> [Work task]
Keyword search on "JSON": report each line of the records that contains it.

> [Material supplied]
+ + + + +

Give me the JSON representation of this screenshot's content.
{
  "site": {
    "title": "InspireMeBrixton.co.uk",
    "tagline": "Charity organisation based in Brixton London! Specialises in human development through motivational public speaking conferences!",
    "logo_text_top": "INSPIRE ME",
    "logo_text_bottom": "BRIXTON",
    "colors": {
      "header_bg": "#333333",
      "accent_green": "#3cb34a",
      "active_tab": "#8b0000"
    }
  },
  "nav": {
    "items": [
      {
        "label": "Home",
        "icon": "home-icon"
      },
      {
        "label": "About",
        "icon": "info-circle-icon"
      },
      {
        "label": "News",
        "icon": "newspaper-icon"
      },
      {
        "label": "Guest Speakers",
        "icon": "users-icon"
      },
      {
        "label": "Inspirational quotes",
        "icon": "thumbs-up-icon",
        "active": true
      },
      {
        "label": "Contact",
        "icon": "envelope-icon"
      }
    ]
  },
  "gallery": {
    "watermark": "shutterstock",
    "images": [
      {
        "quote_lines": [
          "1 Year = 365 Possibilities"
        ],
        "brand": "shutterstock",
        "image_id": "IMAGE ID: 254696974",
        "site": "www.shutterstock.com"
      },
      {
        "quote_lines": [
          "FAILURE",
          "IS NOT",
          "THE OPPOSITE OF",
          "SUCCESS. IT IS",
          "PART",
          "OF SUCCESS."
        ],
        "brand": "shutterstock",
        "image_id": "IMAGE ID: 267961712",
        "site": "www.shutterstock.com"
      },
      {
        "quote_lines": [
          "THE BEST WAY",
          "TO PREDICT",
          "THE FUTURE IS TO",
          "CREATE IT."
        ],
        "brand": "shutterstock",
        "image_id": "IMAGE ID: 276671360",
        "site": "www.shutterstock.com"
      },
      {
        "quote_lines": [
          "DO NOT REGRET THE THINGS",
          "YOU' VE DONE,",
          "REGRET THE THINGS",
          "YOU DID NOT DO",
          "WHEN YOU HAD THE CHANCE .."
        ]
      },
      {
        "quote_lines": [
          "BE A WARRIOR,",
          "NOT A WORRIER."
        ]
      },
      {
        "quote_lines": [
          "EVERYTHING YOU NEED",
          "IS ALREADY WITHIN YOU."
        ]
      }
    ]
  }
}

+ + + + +

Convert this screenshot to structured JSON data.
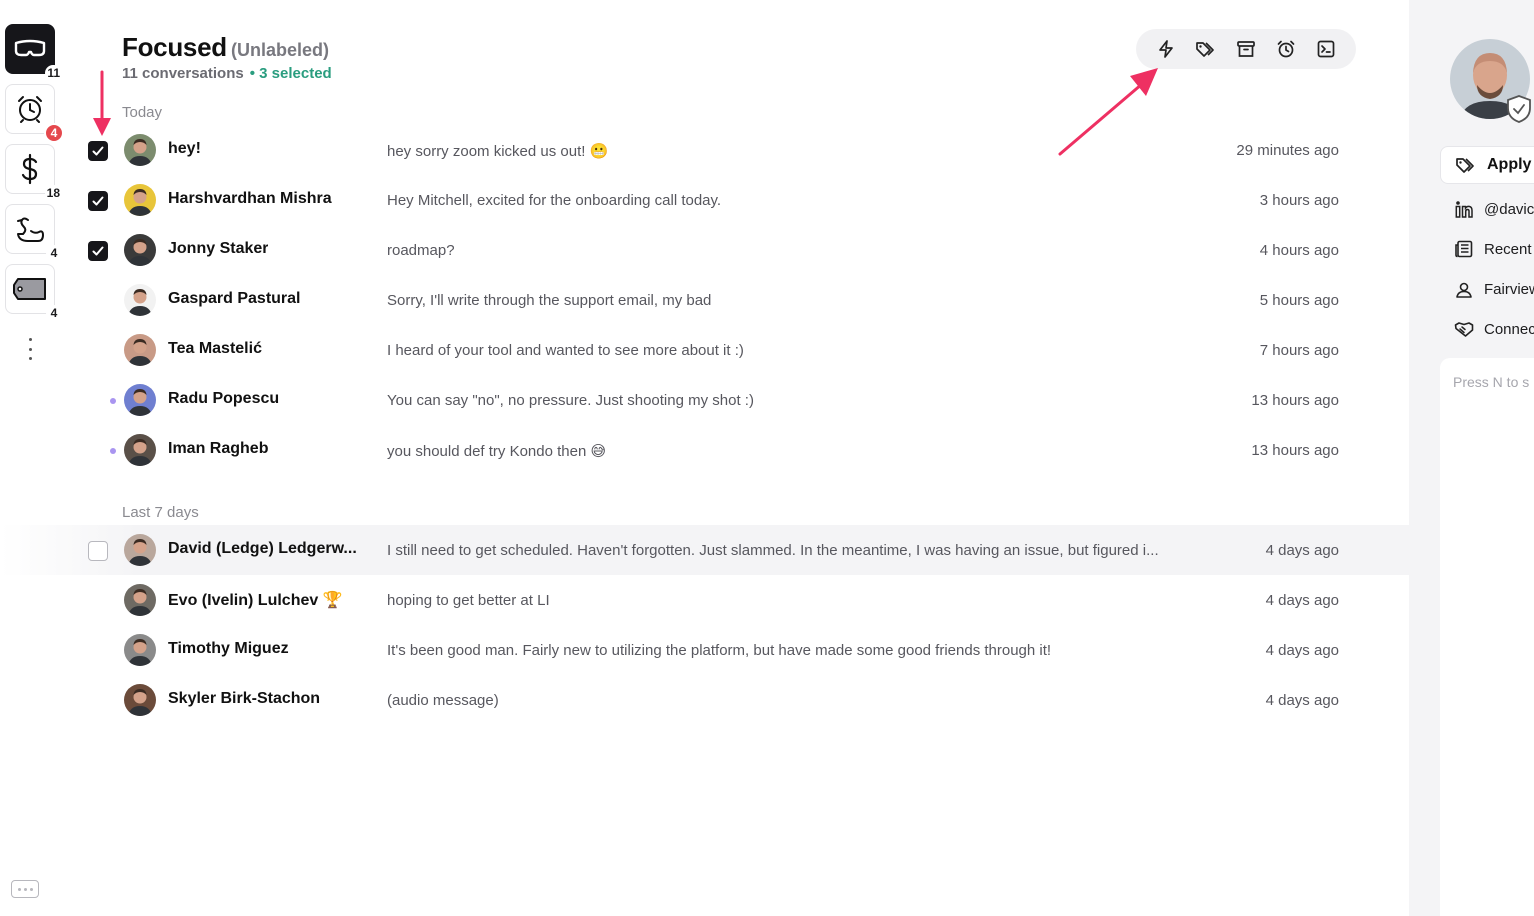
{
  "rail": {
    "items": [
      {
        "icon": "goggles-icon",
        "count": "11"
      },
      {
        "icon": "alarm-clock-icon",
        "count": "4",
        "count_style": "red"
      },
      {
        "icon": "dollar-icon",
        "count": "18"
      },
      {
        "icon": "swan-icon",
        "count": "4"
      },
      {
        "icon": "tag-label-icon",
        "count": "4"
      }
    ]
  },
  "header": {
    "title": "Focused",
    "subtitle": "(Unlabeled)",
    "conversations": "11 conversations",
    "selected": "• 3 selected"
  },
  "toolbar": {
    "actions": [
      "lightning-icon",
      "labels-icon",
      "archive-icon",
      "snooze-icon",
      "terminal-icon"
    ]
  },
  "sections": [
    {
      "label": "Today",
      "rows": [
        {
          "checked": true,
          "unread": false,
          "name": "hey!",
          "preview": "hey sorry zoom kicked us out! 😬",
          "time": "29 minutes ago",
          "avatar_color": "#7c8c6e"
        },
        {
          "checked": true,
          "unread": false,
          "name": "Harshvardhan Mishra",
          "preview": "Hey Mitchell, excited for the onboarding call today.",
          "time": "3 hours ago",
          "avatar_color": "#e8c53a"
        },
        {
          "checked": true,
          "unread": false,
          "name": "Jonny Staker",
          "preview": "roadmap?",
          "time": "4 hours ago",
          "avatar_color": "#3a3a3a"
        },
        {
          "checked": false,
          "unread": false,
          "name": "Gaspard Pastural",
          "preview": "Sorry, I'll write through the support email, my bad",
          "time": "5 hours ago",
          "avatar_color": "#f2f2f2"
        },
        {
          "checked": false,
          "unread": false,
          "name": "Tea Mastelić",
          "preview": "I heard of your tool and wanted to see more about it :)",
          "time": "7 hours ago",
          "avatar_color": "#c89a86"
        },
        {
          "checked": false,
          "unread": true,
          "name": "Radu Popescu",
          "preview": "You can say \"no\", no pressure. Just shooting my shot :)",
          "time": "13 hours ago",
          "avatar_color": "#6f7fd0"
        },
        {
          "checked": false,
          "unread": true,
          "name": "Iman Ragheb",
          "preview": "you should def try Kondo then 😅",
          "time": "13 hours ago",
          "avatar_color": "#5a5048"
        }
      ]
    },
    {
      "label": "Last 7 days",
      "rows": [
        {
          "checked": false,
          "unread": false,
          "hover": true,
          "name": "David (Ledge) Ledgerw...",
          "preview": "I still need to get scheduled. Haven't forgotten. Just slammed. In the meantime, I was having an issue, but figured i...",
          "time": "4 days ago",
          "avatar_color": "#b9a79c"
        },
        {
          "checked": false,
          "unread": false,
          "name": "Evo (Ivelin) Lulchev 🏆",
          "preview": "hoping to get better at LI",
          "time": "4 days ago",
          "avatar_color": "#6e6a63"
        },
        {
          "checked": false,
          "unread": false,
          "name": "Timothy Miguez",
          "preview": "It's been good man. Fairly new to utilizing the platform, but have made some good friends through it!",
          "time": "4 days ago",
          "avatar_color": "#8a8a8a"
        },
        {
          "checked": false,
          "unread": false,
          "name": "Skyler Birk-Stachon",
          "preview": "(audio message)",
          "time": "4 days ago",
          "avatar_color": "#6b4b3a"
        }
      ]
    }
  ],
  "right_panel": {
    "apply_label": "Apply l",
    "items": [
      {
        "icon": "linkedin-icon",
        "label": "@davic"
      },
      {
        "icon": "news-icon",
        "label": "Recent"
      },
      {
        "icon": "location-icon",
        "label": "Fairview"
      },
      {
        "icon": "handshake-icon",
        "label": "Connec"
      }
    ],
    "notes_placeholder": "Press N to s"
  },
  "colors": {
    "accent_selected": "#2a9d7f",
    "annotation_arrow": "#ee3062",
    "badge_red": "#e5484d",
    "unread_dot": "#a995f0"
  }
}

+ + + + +

> [Task response]
Give me the JSON representation of this screenshot's content.
Convert this screenshot to structured JSON data.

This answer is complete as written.